If you are reasonably skilled with tools and have a Torx T20 driver, you can disassemble the iron and remove the rubber gasket between the tank and the steam chamber and soak it in vinegar to remove the mineral scale. First remove the three Torx screws visible at the rear of the iron and gently pry off the gray rear cover plate. This will expose two screws holding the rear end of the sole plate. Remove those two screws. Then gently pry off the stainless steel nose piece on the front of the iron; this is the curved piece that says "high precision" on it. This will then expose the screw that holds the front of the sole plate on the handle. Remove thqt screw. Pull the black connector at the rear of the iron off the two rods to which it is attached, and you can move the sole plate away from the handle. The rubber piece in the handle that is sort of oval shaped and about 2 inches long is the gasket that is probably causing the leak.
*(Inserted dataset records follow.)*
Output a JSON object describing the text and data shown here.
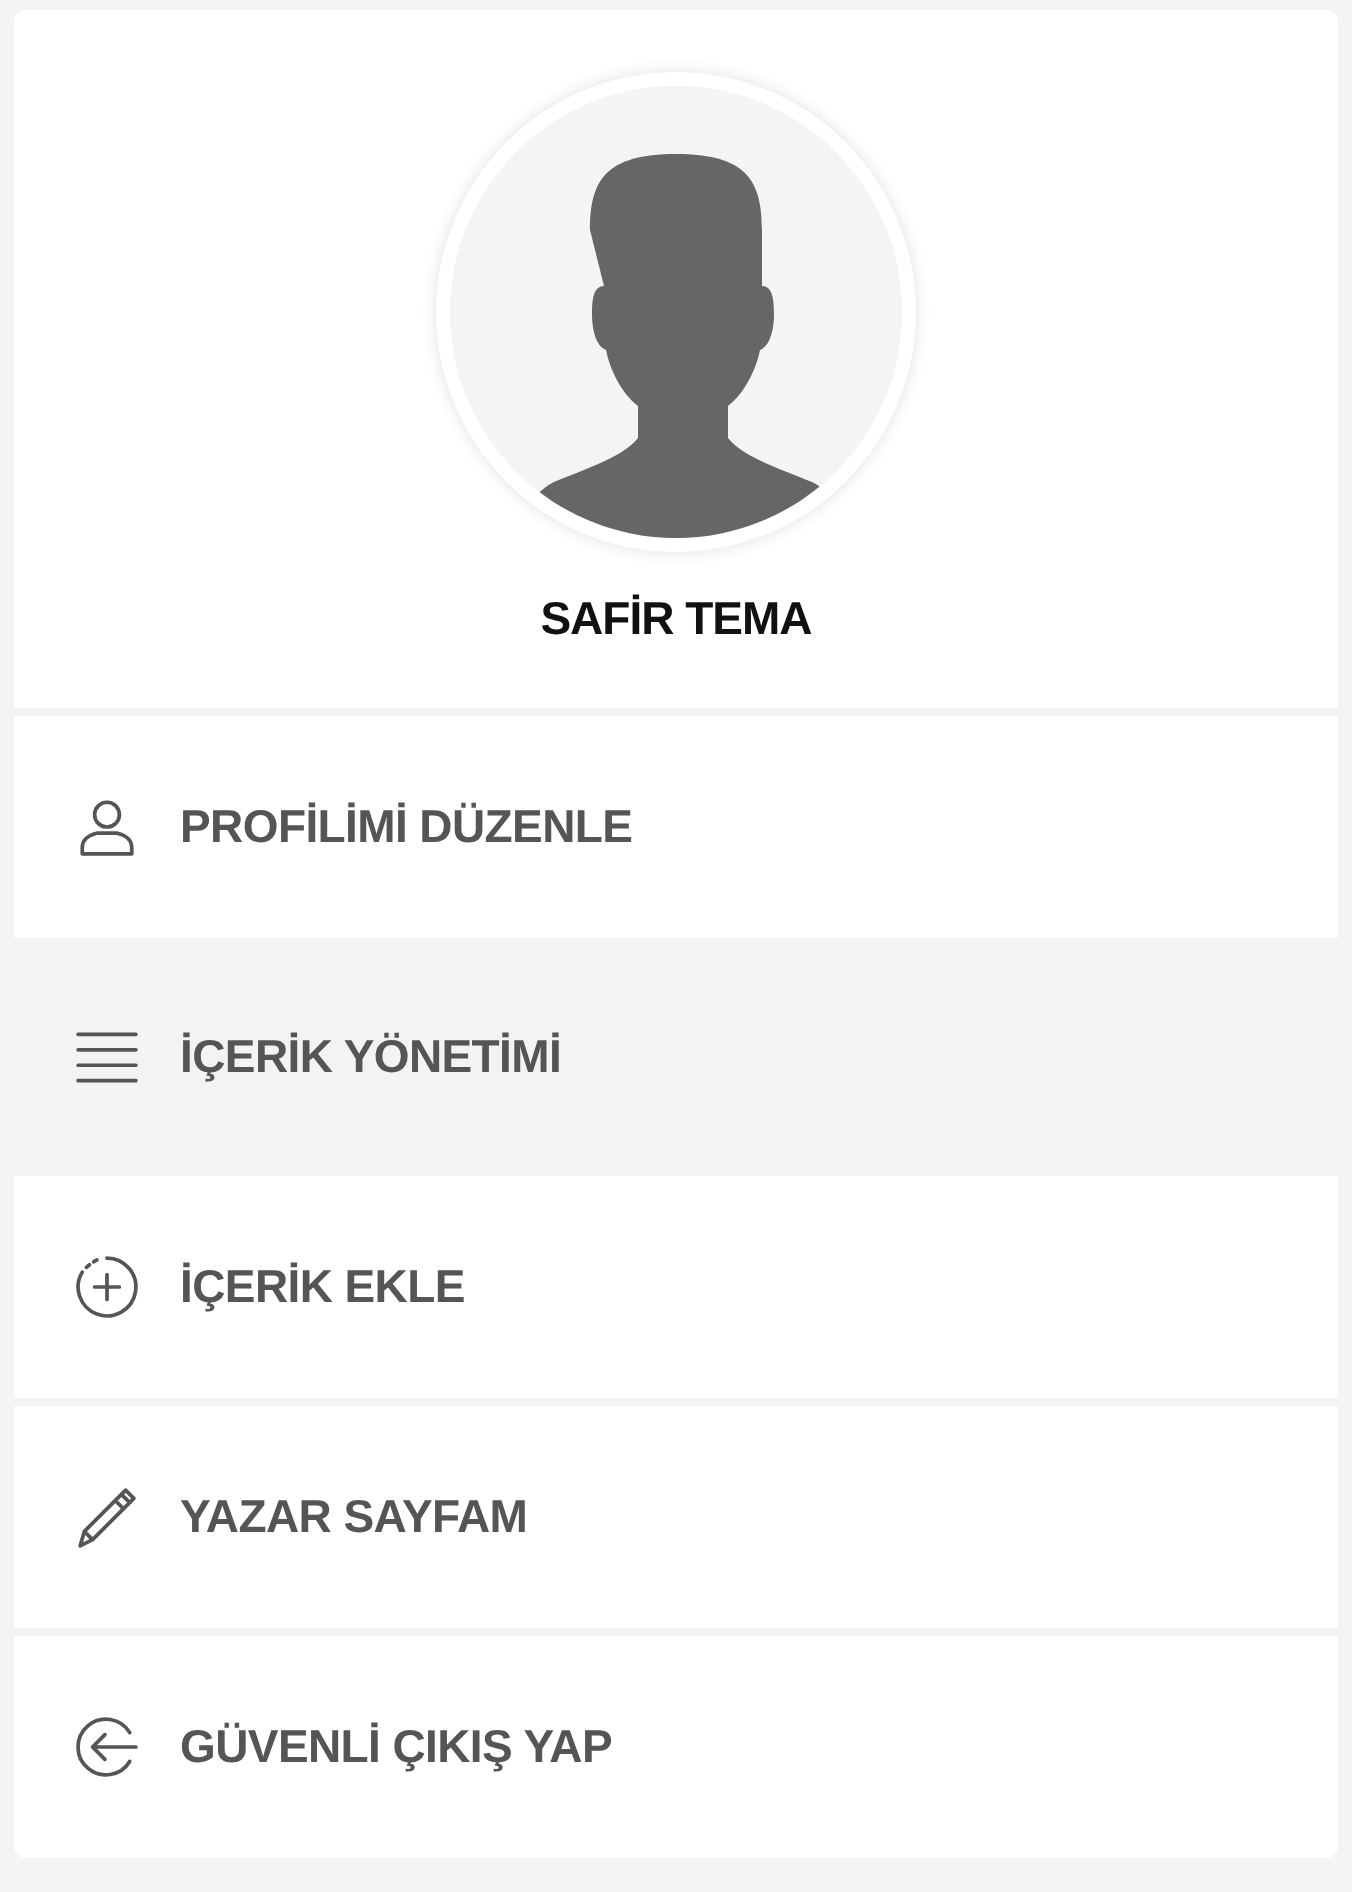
{
  "profile": {
    "name": "SAFİR TEMA"
  },
  "menu": [
    {
      "label": "PROFİLİMİ DÜZENLE",
      "selected": false
    },
    {
      "label": "İÇERİK YÖNETİMİ",
      "selected": true
    },
    {
      "label": "İÇERİK EKLE",
      "selected": false
    },
    {
      "label": "YAZAR SAYFAM",
      "selected": false
    },
    {
      "label": "GÜVENLİ ÇIKIŞ YAP",
      "selected": false
    }
  ]
}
Gently remove it and soak it in vinegar to remove the scale, and remove the scle from the round hole where it meets the steam chamber in the sole plate. .When they are clean, reassemble the gasket onto the handle and the sole plate onto the handle, connecting the electrical connections, and replace the screws, It is not simple, but it is doable.
Most high end appliances (like Rowenta Irons) are made so repairs like that can be done. I haven't played with that model, but I did replace a cord on my Norelco. The torx screwdrivers you are looking for can be purchased, and are often found at either specialty electronic stores (not the average Radio Shack), automotive stores and quite readily online. They are also known as Torx Security bits or Torx Safety bits. Most appliances are made with those screws to prevent the average person from having a go at trying to fix it, but, if you feel comfortable enough with the electronics (even just to look for a loose connection), the bits are available and usually at a fairly decent price.
it is probably a "tamper-proof' Torx head screw and you will need to get a set of tamper-proof Torx bits. Be certain the tamper-proof Torx bit will fit into a bit holder shaft ssmall enough in diameter to fit into any recessed holes that the screws are currently in.
I found out that you do not need to remove the security torx screws (you can get a set from Kragen's Auto Supply or Harbor Freight Tools); don't mean to advertise, but they have decent prices for any "Do It Yourselfer' arsenal." Use a wooden popsicle stick and gently pry the soft rubber cover from the front (on either side) toward the cord end, just enough to access the trigger/control switch assy from the top. Good luck and keep in touch.